Electronic Data Systems and Microsoft recently entered into a joint venture, called myCOE (my Consistent Office Environment), to offer utility computing services to SMBs. MyCOE is a Web-based desktop utility computing product built on Microsoft’s Solution Accelerator for Business Desktop Deployment (BDD). Microsoft says BDD can automate many Windows XP, Office XP and Office 2003 deployment tasks with scripts and templates to reduce the challenge of installing desktop applications and upgrades. And, as with other on-demand computing solutions, EDS promises SMBs will be able to utilize myCOE on a pay-as-you-go basis.

However, myCOE gives SMBs the same BDD software distribution and administration capabilities they can get for free directly from Microsoft. Why should SMBs pay for a service when they can download the functionality at no charge?

EDS suggests that SMBs gain its expertise and experience from its long history of managing the complex IT environments of many of the largest organizations in the world. In truth, EDS’ outsourcing systems and staff are not geared toward the more narrow technical requirements of SMBs. The company’s consultants are too expensive and accustomed to complex IT environments, and its sales team is too costly to succeed in the price-sensitive SMB market.

This isn’t EDS’s first foray into the SMB market. The company partnered with BellSouth in 1998 to offer e-business and Web hosting services to SMBs and was replaced by IBM in 2001. EDS lacked the field staff to support BellSouth’s SMB sales efforts, and its cost of services was too high to appeal to BellSouth’s SMB customers.

EDS has done little to remedy these issues. In fact, the company is facing severe financial challenges because of recent problems with its traditional outsourcing business. Given EDS’s limitations in the SMB market, the company should have used Microsoft’s BDD capability to enhance its desktop outsourcing capabilities in its traditional large enterprise target market rather than overextend itself into a new market.

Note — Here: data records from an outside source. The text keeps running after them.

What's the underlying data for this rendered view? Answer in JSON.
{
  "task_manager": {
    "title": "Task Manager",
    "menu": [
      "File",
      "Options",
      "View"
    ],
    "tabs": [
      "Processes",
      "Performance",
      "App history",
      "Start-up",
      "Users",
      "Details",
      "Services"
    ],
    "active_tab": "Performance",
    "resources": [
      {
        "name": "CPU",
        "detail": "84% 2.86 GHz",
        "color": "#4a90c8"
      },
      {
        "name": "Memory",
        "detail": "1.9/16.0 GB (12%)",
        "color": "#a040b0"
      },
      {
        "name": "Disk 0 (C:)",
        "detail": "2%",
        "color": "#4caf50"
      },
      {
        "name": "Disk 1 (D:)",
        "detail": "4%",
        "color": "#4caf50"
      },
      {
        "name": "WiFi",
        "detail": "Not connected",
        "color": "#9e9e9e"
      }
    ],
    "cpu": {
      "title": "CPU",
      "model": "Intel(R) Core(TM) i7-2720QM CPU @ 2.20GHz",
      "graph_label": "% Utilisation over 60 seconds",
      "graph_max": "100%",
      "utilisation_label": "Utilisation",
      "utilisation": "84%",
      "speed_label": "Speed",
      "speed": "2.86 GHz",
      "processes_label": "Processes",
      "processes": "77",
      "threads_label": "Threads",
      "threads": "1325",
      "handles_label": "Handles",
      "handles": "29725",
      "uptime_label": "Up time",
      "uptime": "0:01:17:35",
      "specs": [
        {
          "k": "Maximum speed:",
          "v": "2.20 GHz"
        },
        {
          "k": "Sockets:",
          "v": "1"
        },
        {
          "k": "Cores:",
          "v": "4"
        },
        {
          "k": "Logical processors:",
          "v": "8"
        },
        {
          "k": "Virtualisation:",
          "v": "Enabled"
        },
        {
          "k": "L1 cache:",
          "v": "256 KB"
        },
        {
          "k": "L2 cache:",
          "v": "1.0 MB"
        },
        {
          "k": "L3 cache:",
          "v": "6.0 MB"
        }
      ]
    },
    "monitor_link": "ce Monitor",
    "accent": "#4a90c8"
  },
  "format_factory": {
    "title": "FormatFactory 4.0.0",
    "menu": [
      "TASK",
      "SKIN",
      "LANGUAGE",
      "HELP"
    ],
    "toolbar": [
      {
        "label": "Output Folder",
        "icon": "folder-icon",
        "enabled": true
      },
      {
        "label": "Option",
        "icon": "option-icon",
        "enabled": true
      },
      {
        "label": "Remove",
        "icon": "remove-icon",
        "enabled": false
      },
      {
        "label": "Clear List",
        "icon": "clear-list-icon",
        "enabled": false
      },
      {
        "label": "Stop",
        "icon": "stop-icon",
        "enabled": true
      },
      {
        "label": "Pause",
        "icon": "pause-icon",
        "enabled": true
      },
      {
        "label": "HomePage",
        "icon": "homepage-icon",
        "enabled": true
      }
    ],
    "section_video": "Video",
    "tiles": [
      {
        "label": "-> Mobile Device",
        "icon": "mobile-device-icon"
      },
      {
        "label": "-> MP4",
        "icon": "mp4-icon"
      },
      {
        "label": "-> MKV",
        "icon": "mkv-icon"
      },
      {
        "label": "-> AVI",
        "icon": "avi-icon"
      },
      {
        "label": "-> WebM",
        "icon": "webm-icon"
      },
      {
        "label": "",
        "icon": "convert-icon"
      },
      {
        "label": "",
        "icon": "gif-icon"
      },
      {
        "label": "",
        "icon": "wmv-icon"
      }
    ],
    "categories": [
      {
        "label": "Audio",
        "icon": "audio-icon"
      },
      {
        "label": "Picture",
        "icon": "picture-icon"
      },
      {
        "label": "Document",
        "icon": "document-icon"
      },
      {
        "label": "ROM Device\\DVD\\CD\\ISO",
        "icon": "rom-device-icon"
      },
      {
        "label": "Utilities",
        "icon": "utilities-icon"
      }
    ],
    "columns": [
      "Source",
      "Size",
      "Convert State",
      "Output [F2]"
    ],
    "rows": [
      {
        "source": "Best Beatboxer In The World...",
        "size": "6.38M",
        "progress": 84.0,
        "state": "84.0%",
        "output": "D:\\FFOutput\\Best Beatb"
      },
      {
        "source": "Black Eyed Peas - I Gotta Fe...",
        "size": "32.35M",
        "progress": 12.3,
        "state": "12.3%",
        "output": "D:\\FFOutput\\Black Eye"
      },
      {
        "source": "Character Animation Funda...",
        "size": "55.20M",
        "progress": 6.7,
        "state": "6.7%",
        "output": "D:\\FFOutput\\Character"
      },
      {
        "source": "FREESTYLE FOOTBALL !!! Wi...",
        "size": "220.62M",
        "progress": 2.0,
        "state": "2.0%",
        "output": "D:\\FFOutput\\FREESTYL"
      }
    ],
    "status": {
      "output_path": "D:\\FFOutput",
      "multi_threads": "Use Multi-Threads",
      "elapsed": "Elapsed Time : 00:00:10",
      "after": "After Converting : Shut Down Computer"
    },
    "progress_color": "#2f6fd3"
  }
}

The EDS-Microsoft partnership serves as a warning to both SMBs and large companies to examine carefully whether the service provider pursuing their outsourcing business is properly structured to satisfy their needs and whether its services are really better than what users can get on their own.